#### Data for analysis
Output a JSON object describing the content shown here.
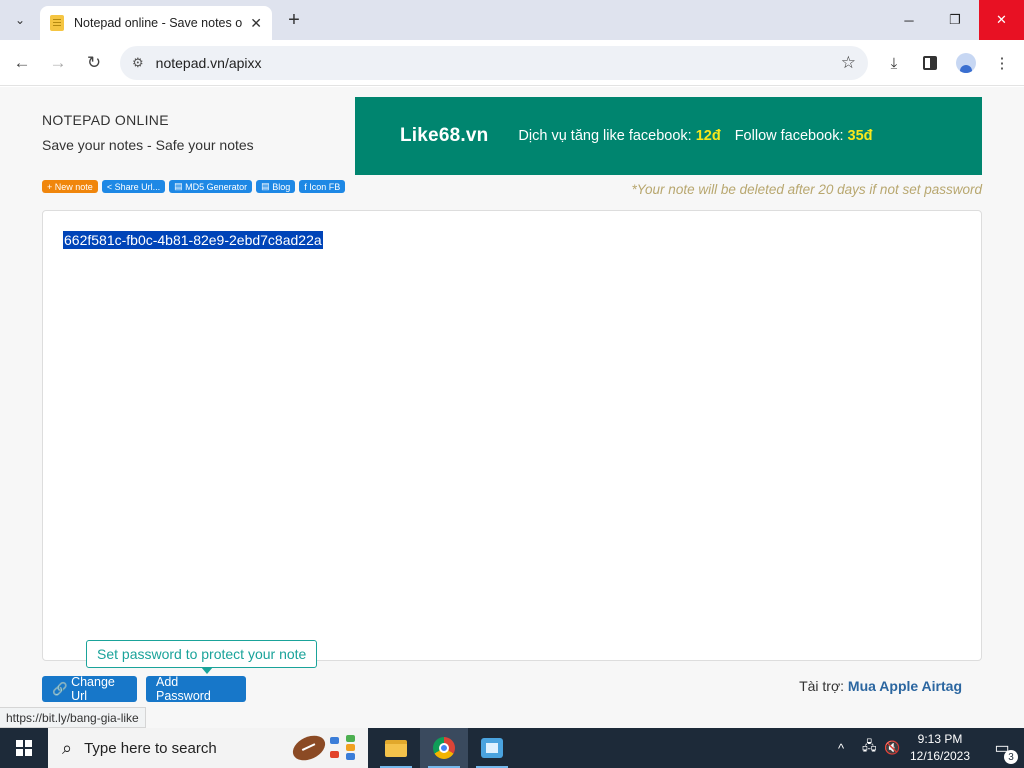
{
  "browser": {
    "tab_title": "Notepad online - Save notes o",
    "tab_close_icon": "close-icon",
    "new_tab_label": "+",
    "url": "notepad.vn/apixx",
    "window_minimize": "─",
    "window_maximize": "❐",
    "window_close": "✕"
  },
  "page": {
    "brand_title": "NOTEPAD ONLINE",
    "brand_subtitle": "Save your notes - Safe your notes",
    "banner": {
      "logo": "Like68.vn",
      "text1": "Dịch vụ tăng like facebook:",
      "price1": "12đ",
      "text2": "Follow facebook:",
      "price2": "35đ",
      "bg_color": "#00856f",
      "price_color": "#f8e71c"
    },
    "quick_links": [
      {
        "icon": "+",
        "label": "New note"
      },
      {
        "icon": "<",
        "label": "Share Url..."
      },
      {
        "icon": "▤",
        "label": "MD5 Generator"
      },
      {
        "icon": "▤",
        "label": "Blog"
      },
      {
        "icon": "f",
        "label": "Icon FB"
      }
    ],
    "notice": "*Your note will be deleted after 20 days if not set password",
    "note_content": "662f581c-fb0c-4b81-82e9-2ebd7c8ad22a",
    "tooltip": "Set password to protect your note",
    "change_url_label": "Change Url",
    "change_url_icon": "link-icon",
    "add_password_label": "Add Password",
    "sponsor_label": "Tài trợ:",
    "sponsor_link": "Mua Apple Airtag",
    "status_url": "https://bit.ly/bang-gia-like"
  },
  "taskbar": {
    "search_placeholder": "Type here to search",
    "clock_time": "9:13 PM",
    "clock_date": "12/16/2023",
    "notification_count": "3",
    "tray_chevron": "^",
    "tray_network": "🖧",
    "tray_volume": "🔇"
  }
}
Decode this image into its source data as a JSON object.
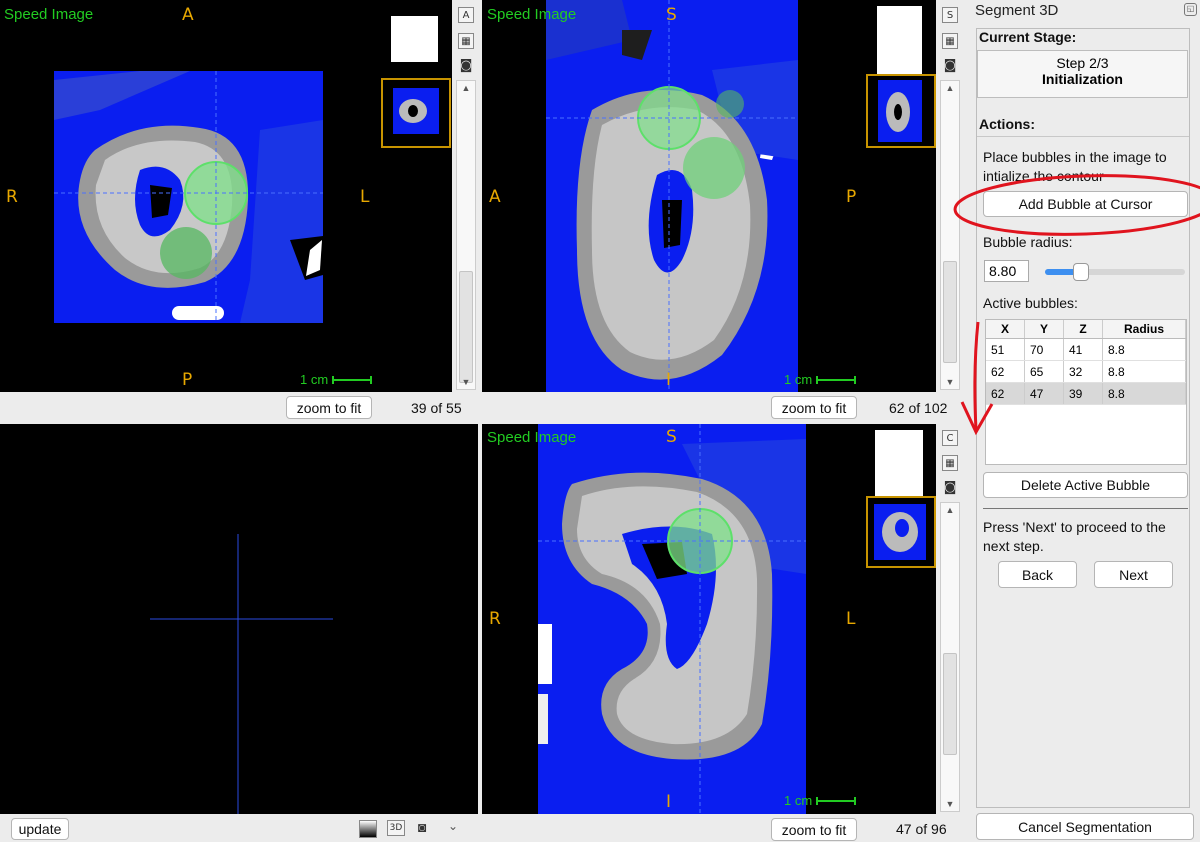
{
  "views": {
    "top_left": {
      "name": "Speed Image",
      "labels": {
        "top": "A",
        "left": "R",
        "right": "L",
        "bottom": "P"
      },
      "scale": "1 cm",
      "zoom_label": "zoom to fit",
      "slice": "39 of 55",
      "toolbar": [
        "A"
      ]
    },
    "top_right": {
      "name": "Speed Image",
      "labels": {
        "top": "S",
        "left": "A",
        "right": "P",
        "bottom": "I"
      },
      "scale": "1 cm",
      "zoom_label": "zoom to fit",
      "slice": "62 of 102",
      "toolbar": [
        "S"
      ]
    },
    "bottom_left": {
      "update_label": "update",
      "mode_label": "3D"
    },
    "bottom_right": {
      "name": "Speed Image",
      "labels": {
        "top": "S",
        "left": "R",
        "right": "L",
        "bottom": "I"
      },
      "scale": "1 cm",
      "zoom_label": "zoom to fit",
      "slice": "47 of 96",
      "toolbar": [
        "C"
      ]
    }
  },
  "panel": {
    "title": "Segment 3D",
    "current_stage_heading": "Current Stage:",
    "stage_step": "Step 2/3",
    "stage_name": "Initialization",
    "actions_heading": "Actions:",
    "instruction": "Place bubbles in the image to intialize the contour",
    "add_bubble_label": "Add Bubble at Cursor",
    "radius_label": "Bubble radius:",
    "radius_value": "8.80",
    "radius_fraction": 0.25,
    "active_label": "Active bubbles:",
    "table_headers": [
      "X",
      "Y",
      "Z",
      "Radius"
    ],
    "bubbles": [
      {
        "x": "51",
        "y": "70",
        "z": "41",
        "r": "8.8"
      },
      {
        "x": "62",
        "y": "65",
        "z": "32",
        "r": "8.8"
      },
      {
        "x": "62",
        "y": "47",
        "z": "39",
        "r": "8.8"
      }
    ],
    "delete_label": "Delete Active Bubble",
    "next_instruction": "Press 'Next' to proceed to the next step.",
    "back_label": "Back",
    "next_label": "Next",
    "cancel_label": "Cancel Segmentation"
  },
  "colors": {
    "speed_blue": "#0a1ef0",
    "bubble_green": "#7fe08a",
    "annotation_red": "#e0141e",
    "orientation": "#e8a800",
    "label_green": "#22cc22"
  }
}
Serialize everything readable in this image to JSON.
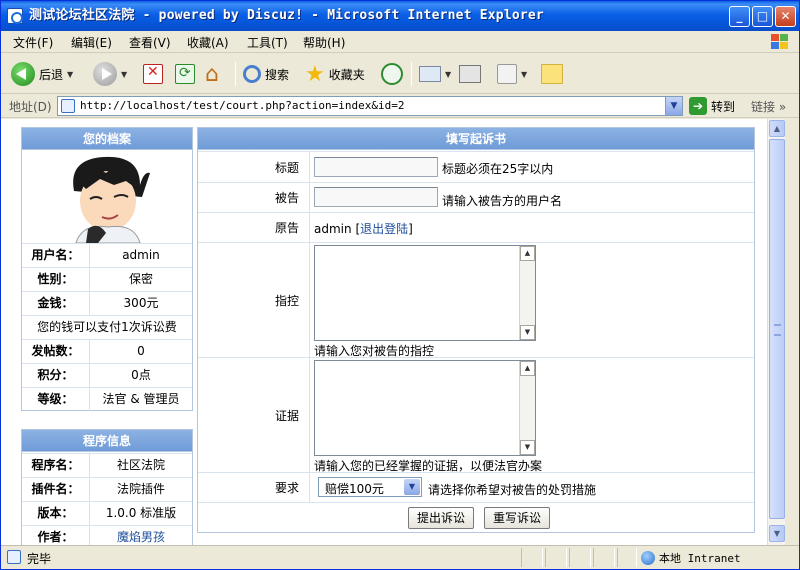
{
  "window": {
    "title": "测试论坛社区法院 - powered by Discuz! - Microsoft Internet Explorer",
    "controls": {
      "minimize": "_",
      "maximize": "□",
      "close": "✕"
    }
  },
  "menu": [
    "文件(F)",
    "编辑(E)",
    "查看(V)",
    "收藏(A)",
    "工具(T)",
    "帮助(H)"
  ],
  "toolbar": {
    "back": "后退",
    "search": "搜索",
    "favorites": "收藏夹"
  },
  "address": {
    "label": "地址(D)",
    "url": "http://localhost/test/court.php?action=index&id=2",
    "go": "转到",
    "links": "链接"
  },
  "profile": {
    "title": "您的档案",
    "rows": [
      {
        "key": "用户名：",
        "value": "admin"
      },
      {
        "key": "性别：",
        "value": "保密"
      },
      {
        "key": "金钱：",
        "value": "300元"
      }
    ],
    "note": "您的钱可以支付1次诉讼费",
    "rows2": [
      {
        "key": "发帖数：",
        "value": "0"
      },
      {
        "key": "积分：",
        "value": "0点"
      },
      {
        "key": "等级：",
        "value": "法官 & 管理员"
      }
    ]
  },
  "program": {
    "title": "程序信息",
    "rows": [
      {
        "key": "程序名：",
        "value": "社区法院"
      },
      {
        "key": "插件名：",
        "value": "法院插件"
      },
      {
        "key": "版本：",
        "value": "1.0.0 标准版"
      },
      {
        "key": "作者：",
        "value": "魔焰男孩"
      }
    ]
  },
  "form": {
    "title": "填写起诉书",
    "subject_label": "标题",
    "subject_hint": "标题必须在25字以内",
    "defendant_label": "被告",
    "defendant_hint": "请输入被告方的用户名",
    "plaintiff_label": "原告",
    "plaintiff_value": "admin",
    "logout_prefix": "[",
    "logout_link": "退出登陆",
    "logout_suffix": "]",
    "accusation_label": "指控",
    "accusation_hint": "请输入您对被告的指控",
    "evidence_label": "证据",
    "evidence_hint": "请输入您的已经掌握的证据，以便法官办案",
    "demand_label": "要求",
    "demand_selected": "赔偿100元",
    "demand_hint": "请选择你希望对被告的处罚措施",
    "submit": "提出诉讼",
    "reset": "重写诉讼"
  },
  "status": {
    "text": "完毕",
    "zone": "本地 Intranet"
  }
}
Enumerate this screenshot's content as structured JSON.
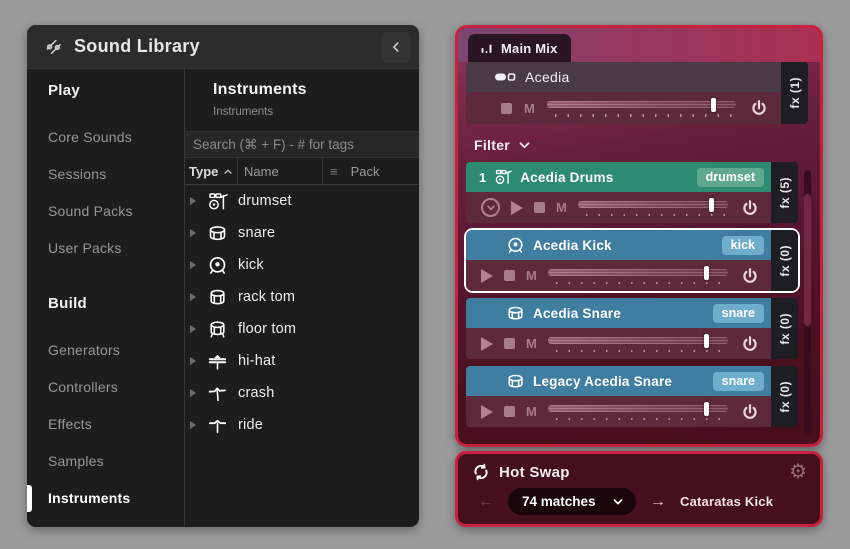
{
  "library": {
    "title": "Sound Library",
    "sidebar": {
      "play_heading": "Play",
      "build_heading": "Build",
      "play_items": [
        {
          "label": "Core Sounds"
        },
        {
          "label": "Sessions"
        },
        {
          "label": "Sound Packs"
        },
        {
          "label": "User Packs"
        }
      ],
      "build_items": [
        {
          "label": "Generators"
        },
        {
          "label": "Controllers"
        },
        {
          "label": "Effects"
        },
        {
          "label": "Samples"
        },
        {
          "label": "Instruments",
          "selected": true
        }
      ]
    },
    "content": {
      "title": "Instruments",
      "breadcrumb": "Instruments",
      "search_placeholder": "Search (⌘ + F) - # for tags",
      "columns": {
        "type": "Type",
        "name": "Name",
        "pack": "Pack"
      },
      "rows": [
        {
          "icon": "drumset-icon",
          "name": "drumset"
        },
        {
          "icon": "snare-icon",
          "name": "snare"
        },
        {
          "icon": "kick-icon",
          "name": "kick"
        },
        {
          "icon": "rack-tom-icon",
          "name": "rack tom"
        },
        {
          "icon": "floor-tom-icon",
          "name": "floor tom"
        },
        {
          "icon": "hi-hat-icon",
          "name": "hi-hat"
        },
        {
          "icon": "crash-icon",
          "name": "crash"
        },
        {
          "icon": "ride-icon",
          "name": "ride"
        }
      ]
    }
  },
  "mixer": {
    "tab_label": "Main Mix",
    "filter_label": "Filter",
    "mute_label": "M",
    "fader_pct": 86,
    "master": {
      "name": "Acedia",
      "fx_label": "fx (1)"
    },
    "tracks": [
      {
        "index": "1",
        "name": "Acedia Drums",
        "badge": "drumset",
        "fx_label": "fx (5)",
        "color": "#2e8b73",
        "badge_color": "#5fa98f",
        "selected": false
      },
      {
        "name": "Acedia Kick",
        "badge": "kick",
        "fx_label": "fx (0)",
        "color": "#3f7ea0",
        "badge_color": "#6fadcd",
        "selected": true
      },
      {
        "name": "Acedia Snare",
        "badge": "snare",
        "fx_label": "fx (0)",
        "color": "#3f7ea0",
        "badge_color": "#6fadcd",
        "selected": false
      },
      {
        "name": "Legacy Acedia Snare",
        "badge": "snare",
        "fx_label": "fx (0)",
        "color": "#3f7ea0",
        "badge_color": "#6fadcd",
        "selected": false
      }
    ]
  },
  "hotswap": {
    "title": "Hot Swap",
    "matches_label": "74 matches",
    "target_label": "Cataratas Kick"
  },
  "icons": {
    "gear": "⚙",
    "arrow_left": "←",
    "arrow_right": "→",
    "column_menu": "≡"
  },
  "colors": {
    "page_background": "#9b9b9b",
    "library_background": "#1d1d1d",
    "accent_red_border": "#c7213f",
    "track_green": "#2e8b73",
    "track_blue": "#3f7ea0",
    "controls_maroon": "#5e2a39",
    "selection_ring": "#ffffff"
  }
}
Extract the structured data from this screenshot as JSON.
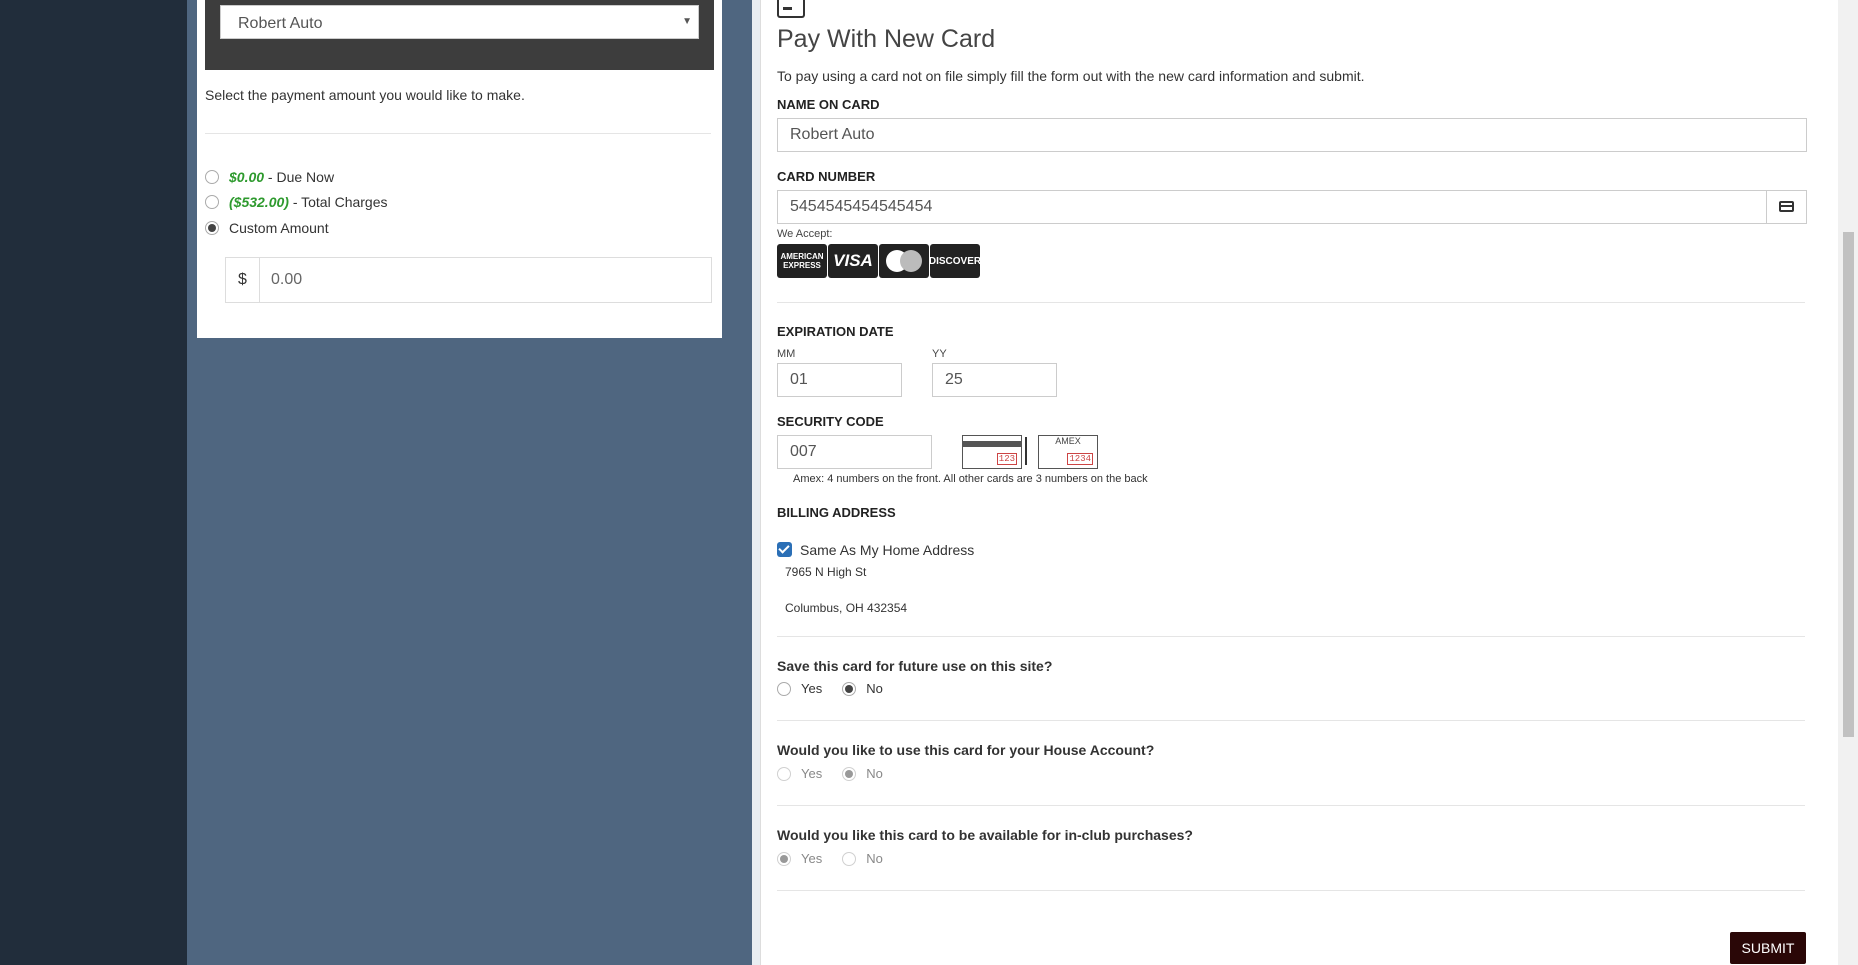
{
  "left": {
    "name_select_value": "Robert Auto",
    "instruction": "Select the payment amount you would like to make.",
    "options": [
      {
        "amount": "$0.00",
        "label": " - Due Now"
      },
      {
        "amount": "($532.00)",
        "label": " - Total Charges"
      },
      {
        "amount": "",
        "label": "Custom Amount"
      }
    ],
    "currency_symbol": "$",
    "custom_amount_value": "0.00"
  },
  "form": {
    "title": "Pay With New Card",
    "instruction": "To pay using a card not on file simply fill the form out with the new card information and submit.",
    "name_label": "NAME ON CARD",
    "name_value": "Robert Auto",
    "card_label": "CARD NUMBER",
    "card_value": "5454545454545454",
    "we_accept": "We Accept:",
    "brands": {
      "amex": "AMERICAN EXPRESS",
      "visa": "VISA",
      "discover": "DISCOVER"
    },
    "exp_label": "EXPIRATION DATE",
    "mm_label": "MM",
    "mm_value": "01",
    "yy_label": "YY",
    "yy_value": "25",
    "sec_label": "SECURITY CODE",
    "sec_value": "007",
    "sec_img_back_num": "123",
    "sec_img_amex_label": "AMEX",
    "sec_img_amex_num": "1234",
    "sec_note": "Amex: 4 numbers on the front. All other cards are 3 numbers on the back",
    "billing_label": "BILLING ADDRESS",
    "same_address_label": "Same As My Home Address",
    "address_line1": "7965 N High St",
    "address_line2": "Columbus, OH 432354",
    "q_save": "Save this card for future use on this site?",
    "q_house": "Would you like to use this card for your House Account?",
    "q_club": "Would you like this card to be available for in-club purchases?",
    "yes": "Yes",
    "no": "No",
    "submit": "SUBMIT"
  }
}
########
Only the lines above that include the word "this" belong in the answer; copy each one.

Decode this image into its source data as a JSON object.
Serialize everything readable in this image to JSON.
Enumerate this screenshot's content as structured JSON.
Extract the structured data from this screenshot as JSON.
    "q_save": "Save this card for future use on this site?",
    "q_house": "Would you like to use this card for your House Account?",
    "q_club": "Would you like this card to be available for in-club purchases?",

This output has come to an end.